-- Opening Marker --

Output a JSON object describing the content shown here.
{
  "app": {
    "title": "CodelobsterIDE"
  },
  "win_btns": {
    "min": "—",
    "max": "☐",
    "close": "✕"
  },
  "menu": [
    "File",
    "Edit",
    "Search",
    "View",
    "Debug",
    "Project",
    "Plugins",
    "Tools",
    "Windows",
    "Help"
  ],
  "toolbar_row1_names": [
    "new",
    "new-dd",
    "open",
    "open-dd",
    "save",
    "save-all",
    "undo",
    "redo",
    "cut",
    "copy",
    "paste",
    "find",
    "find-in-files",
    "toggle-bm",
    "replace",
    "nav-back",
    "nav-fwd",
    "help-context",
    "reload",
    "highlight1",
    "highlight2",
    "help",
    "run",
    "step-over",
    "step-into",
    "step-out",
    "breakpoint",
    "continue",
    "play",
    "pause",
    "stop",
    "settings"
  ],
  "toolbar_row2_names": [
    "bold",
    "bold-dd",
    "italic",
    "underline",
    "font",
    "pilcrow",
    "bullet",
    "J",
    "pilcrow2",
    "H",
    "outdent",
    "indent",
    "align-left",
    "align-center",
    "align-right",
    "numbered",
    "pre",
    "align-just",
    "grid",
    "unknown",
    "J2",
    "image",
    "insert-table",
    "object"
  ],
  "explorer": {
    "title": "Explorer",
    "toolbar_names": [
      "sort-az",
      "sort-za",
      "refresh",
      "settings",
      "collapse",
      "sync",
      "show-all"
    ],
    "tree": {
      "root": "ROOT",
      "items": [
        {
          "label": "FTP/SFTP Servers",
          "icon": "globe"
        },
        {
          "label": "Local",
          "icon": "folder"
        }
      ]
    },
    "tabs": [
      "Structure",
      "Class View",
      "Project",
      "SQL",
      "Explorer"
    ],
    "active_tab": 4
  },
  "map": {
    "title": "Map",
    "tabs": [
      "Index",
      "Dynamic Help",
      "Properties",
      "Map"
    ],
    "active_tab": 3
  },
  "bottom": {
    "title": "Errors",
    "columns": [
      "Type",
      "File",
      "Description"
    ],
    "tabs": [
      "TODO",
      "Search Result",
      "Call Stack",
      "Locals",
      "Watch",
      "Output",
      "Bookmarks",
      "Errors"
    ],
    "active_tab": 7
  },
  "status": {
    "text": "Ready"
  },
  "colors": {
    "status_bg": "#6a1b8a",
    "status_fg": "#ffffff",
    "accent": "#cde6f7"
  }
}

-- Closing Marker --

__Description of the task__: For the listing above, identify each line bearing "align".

__Response__:
    "align-left",
    "align-center",
    "align-right",
    "align-just",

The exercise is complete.